▶ **DIRECTIONS FOR THIS TASK**
In this exercise, print only the lines from the line with "Read all visible content and emit it as JSON." to the last line of the data below, inclusive. Any pictures should be left out.

▶ **DATA FOR REVIEW**
□ □ □ □ □ □ □

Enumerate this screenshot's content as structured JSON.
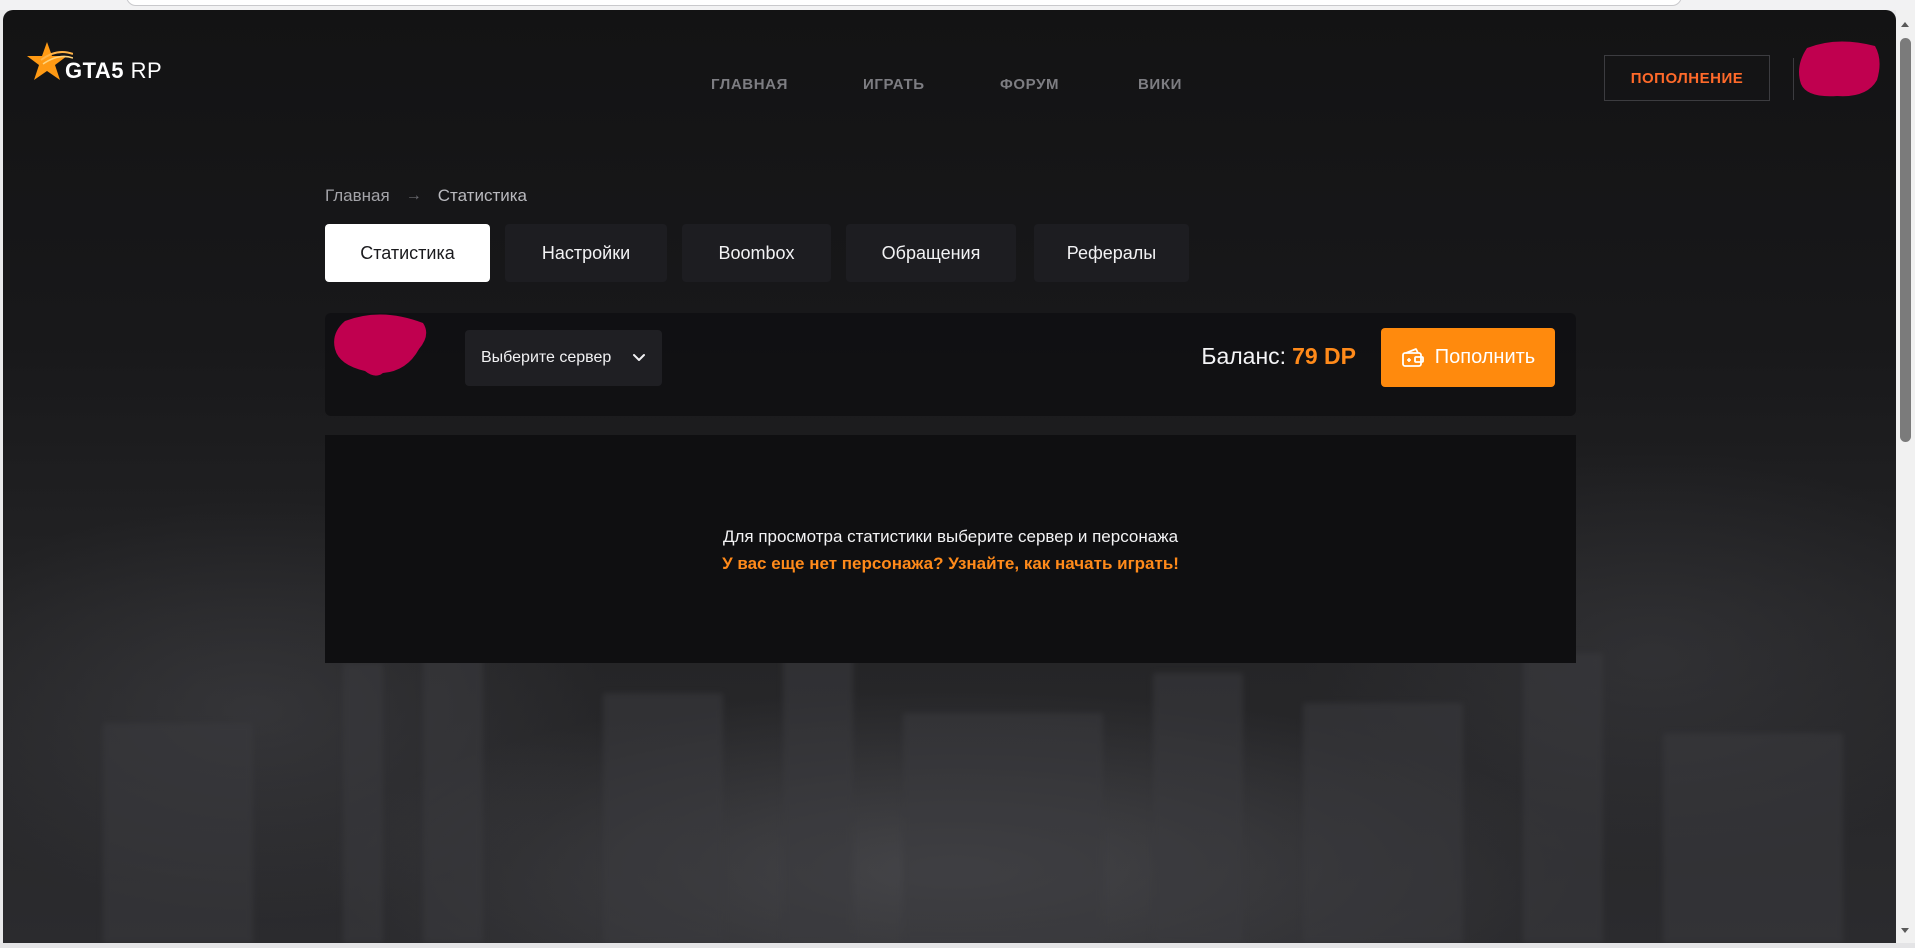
{
  "header": {
    "logo_text": "GTA5",
    "logo_suffix": "RP",
    "nav": [
      "ГЛАВНАЯ",
      "ИГРАТЬ",
      "ФОРУМ",
      "ВИКИ"
    ],
    "topup_label": "ПОПОЛНЕНИЕ"
  },
  "breadcrumb": {
    "home": "Главная",
    "current": "Статистика"
  },
  "tabs": [
    {
      "label": "Статистика",
      "active": true
    },
    {
      "label": "Настройки",
      "active": false
    },
    {
      "label": "Boombox",
      "active": false
    },
    {
      "label": "Обращения",
      "active": false
    },
    {
      "label": "Рефералы",
      "active": false
    }
  ],
  "account": {
    "server_select_label": "Выберите сервер",
    "balance_label": "Баланс:",
    "balance_value": "79 DP",
    "pay_button": "Пополнить"
  },
  "stats_panel": {
    "message": "Для просмотра статистики выберите сервер и персонажа",
    "link_text": "У вас еще нет персонажа? Узнайте, как начать играть!"
  },
  "colors": {
    "accent_orange": "#ff8a0d",
    "topup_text": "#ff6a2a",
    "redaction": "#c0004f"
  },
  "icons": {
    "logo": "star-logo-icon",
    "chevron": "chevron-down-icon",
    "wallet": "wallet-icon"
  }
}
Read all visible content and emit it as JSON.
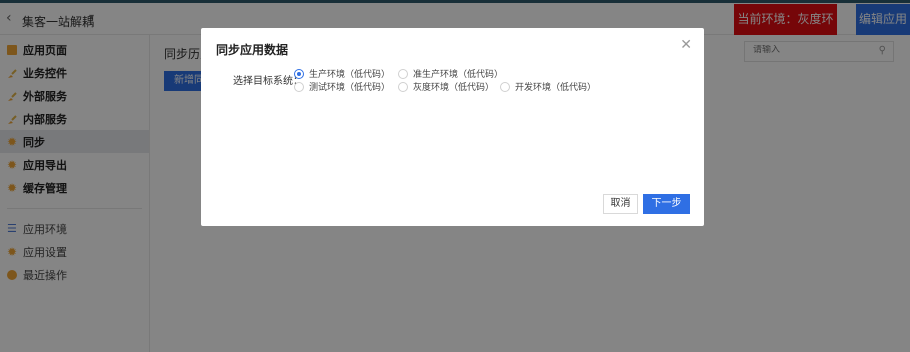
{
  "header": {
    "back_icon": "chevron-left-icon",
    "app_name": "集客一站解耦",
    "env_label": "当前环境：灰度环境",
    "edit_label": "编辑应用",
    "colors": {
      "env": "#e30d13",
      "edit": "#2f6fe4"
    }
  },
  "sidebar": {
    "items": [
      {
        "label": "应用页面",
        "icon": "document-icon"
      },
      {
        "label": "业务控件",
        "icon": "brush-icon"
      },
      {
        "label": "外部服务",
        "icon": "brush-icon"
      },
      {
        "label": "内部服务",
        "icon": "brush-icon"
      },
      {
        "label": "同步",
        "icon": "gear-icon",
        "active": true
      },
      {
        "label": "应用导出",
        "icon": "gear-icon"
      },
      {
        "label": "缓存管理",
        "icon": "gear-icon"
      }
    ],
    "secondary_items": [
      {
        "label": "应用环境",
        "icon": "database-icon"
      },
      {
        "label": "应用设置",
        "icon": "gear-icon"
      },
      {
        "label": "最近操作",
        "icon": "clock-icon"
      }
    ]
  },
  "main": {
    "title": "同步历史",
    "new_button": "新增同",
    "search": {
      "placeholder": "请输入",
      "icon": "search-icon"
    }
  },
  "modal": {
    "title": "同步应用数据",
    "close_icon": "close-icon",
    "field_label": "选择目标系统：",
    "options": [
      {
        "label": "生产环境（低代码）",
        "checked": true
      },
      {
        "label": "准生产环境（低代码）",
        "checked": false
      },
      {
        "label": "测试环境（低代码）",
        "checked": false
      },
      {
        "label": "灰度环境（低代码）",
        "checked": false
      },
      {
        "label": "开发环境（低代码）",
        "checked": false
      }
    ],
    "cancel_label": "取消",
    "next_label": "下一步"
  }
}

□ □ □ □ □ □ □

▶ **RESPONSE TO THE EXERCISE**
Read all visible content and emit it as JSON.
{
  "header": {
    "back_icon": "chevron-left-icon",
    "app_name": "集客一站解耦",
    "env_label": "当前环境：灰度环境",
    "edit_label": "编辑应用",
    "colors": {
      "env": "#e30d13",
      "edit": "#2f6fe4"
    }
  },
  "sidebar": {
    "items": [
      {
        "label": "应用页面",
        "icon": "document-icon"
      },
      {
        "label": "业务控件",
        "icon": "brush-icon"
      },
      {
        "label": "外部服务",
        "icon": "brush-icon"
      },
      {
        "label": "内部服务",
        "icon": "brush-icon"
      },
      {
        "label": "同步",
        "icon": "gear-icon",
        "active": true
      },
      {
        "label": "应用导出",
        "icon": "gear-icon"
      },
      {
        "label": "缓存管理",
        "icon": "gear-icon"
      }
    ],
    "secondary_items": [
      {
        "label": "应用环境",
        "icon": "database-icon"
      },
      {
        "label": "应用设置",
        "icon": "gear-icon"
      },
      {
        "label": "最近操作",
        "icon": "clock-icon"
      }
    ]
  },
  "main": {
    "title": "同步历史",
    "new_button": "新增同",
    "search": {
      "placeholder": "请输入",
      "icon": "search-icon"
    }
  },
  "modal": {
    "title": "同步应用数据",
    "close_icon": "close-icon",
    "field_label": "选择目标系统：",
    "options": [
      {
        "label": "生产环境（低代码）",
        "checked": true
      },
      {
        "label": "准生产环境（低代码）",
        "checked": false
      },
      {
        "label": "测试环境（低代码）",
        "checked": false
      },
      {
        "label": "灰度环境（低代码）",
        "checked": false
      },
      {
        "label": "开发环境（低代码）",
        "checked": false
      }
    ],
    "cancel_label": "取消",
    "next_label": "下一步"
  }
}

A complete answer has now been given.